For the listing that follows, report how many lines contain the word "kbps", giving the number and no other text.

□ □ □ □

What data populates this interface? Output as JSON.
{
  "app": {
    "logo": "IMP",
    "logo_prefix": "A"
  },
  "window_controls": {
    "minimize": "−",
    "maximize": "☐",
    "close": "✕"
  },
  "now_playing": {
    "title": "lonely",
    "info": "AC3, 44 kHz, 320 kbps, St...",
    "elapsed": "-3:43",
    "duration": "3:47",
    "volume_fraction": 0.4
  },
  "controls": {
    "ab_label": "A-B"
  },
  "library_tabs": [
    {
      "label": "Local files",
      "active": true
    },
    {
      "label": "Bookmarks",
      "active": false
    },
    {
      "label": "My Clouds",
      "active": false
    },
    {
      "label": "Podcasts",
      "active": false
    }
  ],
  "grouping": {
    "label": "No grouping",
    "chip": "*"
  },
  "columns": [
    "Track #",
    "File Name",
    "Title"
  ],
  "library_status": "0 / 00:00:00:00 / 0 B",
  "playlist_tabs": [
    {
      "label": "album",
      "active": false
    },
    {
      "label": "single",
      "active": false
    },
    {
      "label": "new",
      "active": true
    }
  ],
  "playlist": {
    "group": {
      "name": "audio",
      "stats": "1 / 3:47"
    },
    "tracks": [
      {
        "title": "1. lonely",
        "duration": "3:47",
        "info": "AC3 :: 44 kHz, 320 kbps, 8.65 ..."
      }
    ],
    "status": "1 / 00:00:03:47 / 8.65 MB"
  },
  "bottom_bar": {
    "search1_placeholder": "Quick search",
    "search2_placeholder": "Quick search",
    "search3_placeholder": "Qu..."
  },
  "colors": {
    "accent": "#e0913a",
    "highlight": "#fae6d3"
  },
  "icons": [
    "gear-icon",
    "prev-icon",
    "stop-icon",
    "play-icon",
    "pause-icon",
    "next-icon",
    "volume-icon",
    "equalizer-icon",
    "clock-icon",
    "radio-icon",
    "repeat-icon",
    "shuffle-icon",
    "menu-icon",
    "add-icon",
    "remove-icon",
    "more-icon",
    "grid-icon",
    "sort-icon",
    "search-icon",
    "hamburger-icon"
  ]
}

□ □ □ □

■ **EXPECTED OUTPUT**
2